According to experts, today’s weed is about thrice as potent as the weed in the 1980s. The potency of weed also differs across strains. While most growers put labels on their products, these labels only provide an estimate of the THC content.
Possibly the most reliable method to test THC levels in plants is to send your sample to a laboratory. However, this can be expensive. Fortunately, there are some at-home methods too. We cover them in the guide below.
How to Determine THC Levels From the Label?
Before we move on to testing kits and gadgets, let’s talk about THC measurement through the instructions on the label. To do that, you first must understand how THC differs from THCA.
THCA (tetrahydrocannabinolic acid) is the precursor of THC (delta9-tetrahydrocannabinol). When you light up a blunt or joint, you expose weed to heat. The heat breaks down THCA into THC through decarboxylation, the process of the carboxyl group leaving the compound.
Suppose Strain A has 17.4% THCA. The THC content is 0.82%. When burnt, the THCA will also convert to THC. Keeping that in mind, the total THC concentration should be around 18.2%.
However, this is not true. The molecular mass of THC and THCA are different. Secondly, the conversion efficiency can also differ from one strain to another. Not all THCA molecules in weed will convert to THC upon heat exposure. Around 25% of THCA remains unconverted. Even if more THCA converts to THC, some of the THC will also convert to CBN due to oxidation.
The following formula for THC content calculation has been derived after accounting for all these factors:
(0.75 × 0.877 × % THCA) + % THC
How much THCA converts into THC will also depend on the consumption method. For example, if you heat a cannabis extract for about five minutes at 200°C, almost all of the THCA will convert to THC with minimum CBN formation.
Methods to Test THC Levels in Plants
The method explained above only works if the THC concentration is already mentioned on the plant’s label. If not, you’ll have to use one of these methods.
Home Test Kit
You can find home test kits for checking both CBD and THC concentrations. For THC testing, buy a kit made specifically to test THC levels. If you buy a kit that tests for THC and CBD simultaneously, you might have trouble interpreting the results.

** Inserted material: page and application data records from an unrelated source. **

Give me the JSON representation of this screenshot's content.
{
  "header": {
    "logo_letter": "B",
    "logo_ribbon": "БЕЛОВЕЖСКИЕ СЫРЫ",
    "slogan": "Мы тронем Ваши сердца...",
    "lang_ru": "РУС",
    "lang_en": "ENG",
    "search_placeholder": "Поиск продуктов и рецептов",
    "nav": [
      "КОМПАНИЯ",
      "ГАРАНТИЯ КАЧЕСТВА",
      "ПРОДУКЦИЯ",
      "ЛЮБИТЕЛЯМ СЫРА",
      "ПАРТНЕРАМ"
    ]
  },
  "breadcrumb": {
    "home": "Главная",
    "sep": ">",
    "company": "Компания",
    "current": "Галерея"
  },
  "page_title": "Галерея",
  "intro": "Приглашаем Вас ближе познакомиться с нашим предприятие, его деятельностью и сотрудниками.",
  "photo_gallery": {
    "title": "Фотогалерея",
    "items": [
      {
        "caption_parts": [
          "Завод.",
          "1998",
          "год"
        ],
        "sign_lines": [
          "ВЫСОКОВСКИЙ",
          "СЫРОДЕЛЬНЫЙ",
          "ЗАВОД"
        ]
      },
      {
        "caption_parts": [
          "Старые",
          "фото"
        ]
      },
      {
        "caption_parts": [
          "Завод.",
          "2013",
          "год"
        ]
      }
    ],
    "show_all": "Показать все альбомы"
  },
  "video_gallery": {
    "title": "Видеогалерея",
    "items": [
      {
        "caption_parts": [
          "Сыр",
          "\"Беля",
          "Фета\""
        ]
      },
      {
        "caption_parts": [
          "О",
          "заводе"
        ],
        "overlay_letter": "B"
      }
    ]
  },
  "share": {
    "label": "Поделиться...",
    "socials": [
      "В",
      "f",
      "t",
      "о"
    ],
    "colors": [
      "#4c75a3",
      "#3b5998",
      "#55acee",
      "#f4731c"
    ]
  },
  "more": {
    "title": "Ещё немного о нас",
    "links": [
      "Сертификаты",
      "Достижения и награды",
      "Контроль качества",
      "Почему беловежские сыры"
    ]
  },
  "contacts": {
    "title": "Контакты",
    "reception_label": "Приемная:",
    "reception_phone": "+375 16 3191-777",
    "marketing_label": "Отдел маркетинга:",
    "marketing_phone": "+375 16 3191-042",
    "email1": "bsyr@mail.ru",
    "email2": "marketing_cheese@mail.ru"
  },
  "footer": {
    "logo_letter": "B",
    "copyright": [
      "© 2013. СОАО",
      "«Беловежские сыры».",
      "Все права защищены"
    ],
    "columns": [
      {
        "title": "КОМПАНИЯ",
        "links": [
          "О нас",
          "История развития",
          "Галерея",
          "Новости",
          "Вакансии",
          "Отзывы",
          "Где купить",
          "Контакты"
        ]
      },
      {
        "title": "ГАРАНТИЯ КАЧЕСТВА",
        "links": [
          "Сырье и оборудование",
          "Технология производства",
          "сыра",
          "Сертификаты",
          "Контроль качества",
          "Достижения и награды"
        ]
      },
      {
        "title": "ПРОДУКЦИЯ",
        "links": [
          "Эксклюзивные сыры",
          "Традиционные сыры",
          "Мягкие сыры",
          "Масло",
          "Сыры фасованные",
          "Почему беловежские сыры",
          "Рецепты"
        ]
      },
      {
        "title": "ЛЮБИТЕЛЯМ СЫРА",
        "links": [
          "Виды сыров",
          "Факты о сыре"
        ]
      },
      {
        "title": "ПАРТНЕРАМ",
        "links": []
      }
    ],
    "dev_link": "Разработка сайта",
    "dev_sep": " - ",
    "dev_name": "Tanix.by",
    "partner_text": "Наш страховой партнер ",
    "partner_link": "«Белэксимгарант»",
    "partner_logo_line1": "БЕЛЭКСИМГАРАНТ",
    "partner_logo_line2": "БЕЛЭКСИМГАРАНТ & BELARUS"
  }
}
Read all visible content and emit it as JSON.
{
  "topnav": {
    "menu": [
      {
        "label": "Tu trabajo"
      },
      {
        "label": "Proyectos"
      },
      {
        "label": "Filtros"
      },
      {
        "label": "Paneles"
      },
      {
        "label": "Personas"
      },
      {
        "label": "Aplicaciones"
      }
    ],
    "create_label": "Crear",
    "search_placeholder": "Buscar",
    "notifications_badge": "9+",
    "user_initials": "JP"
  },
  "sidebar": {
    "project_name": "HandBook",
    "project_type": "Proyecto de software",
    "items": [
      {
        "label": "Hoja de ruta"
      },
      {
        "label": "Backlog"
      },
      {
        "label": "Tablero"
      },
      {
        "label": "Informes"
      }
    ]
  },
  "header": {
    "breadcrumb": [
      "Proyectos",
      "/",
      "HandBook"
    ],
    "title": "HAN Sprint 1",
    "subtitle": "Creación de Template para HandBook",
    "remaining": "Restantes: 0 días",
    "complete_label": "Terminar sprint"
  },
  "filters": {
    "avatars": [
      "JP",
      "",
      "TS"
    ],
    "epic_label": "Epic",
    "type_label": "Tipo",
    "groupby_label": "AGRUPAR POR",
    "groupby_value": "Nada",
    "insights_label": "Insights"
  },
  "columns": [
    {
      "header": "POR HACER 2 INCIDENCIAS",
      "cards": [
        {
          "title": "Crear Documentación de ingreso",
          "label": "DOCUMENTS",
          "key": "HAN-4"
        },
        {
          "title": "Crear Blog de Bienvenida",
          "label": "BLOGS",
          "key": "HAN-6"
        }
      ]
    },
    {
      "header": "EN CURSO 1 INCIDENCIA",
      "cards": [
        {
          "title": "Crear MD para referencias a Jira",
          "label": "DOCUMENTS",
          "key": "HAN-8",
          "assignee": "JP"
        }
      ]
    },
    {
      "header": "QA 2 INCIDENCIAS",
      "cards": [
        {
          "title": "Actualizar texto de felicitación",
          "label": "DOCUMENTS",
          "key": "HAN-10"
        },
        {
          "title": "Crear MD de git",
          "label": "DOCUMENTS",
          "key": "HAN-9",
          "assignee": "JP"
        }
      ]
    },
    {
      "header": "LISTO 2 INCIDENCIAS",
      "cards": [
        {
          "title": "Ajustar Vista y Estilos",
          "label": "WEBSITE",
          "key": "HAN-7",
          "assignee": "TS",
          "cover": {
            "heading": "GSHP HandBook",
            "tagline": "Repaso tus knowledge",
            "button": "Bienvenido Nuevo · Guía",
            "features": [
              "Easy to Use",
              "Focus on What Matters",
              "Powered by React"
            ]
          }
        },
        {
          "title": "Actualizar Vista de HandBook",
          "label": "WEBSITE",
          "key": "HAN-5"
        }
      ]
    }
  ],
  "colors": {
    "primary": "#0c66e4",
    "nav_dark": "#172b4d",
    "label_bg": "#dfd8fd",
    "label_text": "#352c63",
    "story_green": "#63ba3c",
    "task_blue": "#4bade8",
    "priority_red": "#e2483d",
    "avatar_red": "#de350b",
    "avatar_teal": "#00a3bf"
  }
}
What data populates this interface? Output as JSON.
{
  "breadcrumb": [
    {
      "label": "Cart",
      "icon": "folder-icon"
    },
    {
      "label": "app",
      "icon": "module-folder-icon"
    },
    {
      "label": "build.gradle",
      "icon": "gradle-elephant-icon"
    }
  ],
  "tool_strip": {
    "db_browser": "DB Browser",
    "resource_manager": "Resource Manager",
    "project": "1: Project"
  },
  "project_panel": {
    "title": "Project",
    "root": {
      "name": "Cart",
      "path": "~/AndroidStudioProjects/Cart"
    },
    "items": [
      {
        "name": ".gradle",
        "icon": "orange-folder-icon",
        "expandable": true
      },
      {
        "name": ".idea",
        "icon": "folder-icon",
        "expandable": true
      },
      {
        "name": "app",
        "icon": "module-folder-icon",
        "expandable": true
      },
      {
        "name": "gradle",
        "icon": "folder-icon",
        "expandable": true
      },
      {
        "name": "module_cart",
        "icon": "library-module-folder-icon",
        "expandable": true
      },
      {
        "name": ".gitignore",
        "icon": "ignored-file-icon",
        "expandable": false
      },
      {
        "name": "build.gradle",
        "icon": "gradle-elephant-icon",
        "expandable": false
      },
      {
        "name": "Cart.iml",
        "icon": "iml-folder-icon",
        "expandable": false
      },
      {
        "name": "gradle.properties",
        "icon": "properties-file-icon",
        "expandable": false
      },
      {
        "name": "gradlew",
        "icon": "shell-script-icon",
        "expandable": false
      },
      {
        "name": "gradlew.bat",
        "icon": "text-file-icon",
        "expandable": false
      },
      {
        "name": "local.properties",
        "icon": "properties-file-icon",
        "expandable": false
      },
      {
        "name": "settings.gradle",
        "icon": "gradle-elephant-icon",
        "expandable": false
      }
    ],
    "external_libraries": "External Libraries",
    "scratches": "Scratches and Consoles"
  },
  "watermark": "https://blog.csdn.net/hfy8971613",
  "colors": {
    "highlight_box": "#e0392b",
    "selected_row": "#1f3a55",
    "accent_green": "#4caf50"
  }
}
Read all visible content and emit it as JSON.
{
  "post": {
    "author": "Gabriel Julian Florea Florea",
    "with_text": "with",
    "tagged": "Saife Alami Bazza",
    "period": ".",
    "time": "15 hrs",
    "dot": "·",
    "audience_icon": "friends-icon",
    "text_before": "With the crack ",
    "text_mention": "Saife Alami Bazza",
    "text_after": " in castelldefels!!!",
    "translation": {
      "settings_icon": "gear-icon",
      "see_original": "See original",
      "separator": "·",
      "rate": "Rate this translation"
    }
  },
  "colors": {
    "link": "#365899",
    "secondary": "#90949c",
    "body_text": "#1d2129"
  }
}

These kits cost about $20 to $100. The higher the price, the more accurate they are. When testing, make sure you only use one strain as a sample at once. Do not let the flower or concentrate come in contact with another strain, as this can mess up the reading.
It’s quite easy to use home test kits. You simply need to follow the instructions on the kit to get the results. Most of these kits can be used for multiple tests, so you can test a couple of different strains.
How to Use
Follow these steps to use a home testing kit:
- Add the Sample: Most home testing kits have a vial where you put the sample. Break about 1/5 gram of weed from the desired strain and add it to the vial. If the instructions on your test kit ask for a higher or lower amount, follow the directions accordingly. Use tweezers for small sample sizes.
- Add the Test Fluid: Put a few drops of the test solution into the vial. Again, follow the instructions on the kit. Most kits require you to put in 1ml of the testing solution. Some may ask for up to 15ml. If the test kit has multiple testing solutions, add all of them in the required quantities.
- Shake the Vial: Put the lid on the vial and shake it for about 10 seconds vigorously.
- Transfer the Solution: Use a pipette to transfer the solution from the vial to the glass slides or vials, whichever the test kit uses. The solution will wick the slide slowly and separate into different components.
- Wait: After 10 minutes, see if the liquid has changed color. Follow the instructions on the test kit to determine when to take a reading. If you read the results before time or let the fluid sit for too long, you’ll get incorrect results.
- Check the Color Chart: The testing kit will come with a color chart that tells you the color change for every concentration. Hold the vial or slide against the chart and match it with the closest color. In slide-based tests, match the THC layer with the chart.
The extent of color change will tell you how much THC is present in the sample. For example, a pink color may indicate 10% THC and a dark blue may mean 20% THC.
THC Testing Gadget
Although it can cost close to a grand, a THC testing gadget is the quickest and simplest way to check the THC concentration in cannabis. You only have to put the sample in the device.
These gadgets have built-in analyzers that detect the amount of THC present in the sample. It shows an accurate result on the display, usually within a few minutes, depending on the type of gadget.
Some gadgets also connect to your phone via an app and show you the reading on your phone. You can also check the concentration of other cannabinoids and terpenes.
THC Lab Testing
If you want the most accurate results, send your plant to a laboratory. Labs employ chromatographic techniques, in which the sample passes through a column filled with an absorbent material. As the THC molecules move through, they stick to the material and stop based on their concentration. The analyzer will then show the concentration of each molecule or compound.
You may need to test the THC levels in your weed plant for various reasons. While some people want to be sure about the concentration they’re consuming, growers often test THC levels to determine if their growth methods are working. Home testing methods work best for smaller batches, while lab testing is ideal for commercial producers.